Company believes covenant not to sue is invalid.
New top level domain name company Donuts, through its company Ruby Glen, LLC, filed its opening brief (pdf) last week in an appeal over the .web domain name.
Donuts was one of the applicants for the .web domain name. Nu Dot Co won the auction for $135 million after Verisign struck a deal with it to transfer the ICANN agreement for .web to it after the auction.
The runner up in the auction was Afilias, not Donuts, but Donuts was upset that Nu Dot Co wouldn’t participate in a private auction for the domain name. Instead, Nu Dot Co pushed it to an ICANN “auction of last resort”. Had the auction been private, Donuts would have received about a $22.5 million payoff for losing.
Donuts went through ICANN’s normal appeals channels. When that failed, it sued ICANN in District court. The judge tossed out the suit because the application for new TLDs included a clause that the applicants would not sue ICANN. Donuts argues that this agreement not to sue (called an exculpatory clause) is invalid, as it writes in its opening brief:
The district court’s ruling was in error because: (1) the Exculpatory Clauses, when strictly construed, do not apply to the claims asserted in the FAC; (2) the parties’ agreement involves a matter of public interest, which renders the Exculpatory Clauses void under California common law; (3) the Exculpatory Clauses are void on their face pursuant to California Code of Civil Procedure section 1668 (“Section 1668”) because they release ICANN from intentional misconduct, gross negligence, and intentional or willful violations of the law; (4) Ruby Glen’s second (tortious breach) and fourth (unfair business practices) causes of action specifically allege intentional misconduct, rendering the Exculpatory Clauses void as applied to each claim; (5) the enforcement of the Exculpatory Clauses to the first cause of action (breach of contract) would render the parties’ agreement illusory; and (6) Ruby Glen should have been afforded at least one opportunity by the district court to amend its pleading.
Donuts’ appeal seems to be largely about trying to get a pay off for losing the auction.
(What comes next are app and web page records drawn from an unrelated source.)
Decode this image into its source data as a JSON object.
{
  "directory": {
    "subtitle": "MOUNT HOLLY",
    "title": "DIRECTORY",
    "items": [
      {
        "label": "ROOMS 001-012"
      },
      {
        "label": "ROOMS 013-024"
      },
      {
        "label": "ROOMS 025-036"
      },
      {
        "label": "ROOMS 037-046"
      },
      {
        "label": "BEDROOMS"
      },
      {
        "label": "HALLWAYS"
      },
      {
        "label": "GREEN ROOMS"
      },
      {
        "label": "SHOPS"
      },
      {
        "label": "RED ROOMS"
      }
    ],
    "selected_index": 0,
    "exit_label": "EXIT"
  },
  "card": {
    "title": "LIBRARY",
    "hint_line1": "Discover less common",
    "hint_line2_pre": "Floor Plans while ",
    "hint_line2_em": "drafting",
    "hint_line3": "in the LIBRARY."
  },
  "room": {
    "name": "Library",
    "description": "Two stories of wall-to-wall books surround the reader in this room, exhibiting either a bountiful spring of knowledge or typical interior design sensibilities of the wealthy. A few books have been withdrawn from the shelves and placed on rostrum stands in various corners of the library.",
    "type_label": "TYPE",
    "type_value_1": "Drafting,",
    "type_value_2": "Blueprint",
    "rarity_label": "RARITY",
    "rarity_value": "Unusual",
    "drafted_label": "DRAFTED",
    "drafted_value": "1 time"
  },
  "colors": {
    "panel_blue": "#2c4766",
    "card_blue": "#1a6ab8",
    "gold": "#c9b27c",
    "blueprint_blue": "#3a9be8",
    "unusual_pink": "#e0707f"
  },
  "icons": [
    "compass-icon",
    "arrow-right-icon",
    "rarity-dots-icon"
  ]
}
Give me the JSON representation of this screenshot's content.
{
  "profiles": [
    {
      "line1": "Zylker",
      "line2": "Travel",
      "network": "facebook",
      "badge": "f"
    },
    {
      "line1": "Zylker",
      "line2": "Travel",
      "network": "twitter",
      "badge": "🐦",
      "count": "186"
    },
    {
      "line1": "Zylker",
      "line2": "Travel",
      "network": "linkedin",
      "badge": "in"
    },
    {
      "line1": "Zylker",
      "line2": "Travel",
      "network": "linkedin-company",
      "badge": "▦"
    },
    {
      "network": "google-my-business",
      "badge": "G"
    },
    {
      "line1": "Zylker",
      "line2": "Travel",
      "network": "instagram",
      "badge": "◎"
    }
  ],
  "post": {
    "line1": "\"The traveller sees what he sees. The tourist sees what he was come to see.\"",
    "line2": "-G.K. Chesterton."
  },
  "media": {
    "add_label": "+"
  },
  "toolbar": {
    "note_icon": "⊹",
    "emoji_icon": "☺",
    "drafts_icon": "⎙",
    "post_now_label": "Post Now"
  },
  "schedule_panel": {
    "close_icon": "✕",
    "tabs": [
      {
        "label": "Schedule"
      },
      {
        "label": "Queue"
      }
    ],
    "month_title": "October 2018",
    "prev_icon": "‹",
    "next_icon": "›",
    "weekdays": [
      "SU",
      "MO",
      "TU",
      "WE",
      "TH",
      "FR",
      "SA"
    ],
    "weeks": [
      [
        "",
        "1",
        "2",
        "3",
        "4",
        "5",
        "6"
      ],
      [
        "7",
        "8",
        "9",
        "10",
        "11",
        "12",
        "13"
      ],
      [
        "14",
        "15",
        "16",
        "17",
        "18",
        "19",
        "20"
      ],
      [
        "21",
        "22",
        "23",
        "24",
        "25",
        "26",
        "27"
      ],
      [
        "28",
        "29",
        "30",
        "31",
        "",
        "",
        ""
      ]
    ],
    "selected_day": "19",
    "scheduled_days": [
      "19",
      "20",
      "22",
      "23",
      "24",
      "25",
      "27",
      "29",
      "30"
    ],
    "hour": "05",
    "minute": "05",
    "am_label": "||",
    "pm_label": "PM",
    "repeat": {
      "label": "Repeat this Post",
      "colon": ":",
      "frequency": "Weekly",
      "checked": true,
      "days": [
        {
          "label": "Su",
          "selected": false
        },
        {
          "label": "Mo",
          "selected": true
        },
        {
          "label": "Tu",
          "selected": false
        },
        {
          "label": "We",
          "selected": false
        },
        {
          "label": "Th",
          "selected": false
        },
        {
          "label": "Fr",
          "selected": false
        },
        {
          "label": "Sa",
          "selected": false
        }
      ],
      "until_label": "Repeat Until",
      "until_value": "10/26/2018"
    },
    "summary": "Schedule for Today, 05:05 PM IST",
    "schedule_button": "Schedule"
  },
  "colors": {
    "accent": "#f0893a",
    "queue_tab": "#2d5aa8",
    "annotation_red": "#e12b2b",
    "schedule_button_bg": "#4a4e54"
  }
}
It didn’t challenge a previous deal similar to what Verisign did with Nu Dot Co when an Automattic-affiliated company struck a deal for .blog. That auction was private and Donuts received a share of the proceeds. Additionally, Donuts had a somewhat similar deal with Rightside (a competitor that it later acquired) to transfer domains after the auctions.
While money is a big reason for challenging the auction, it has the side benefit of delaying the rollout of .web, a competitor to Donuts’ 240 top level domain names.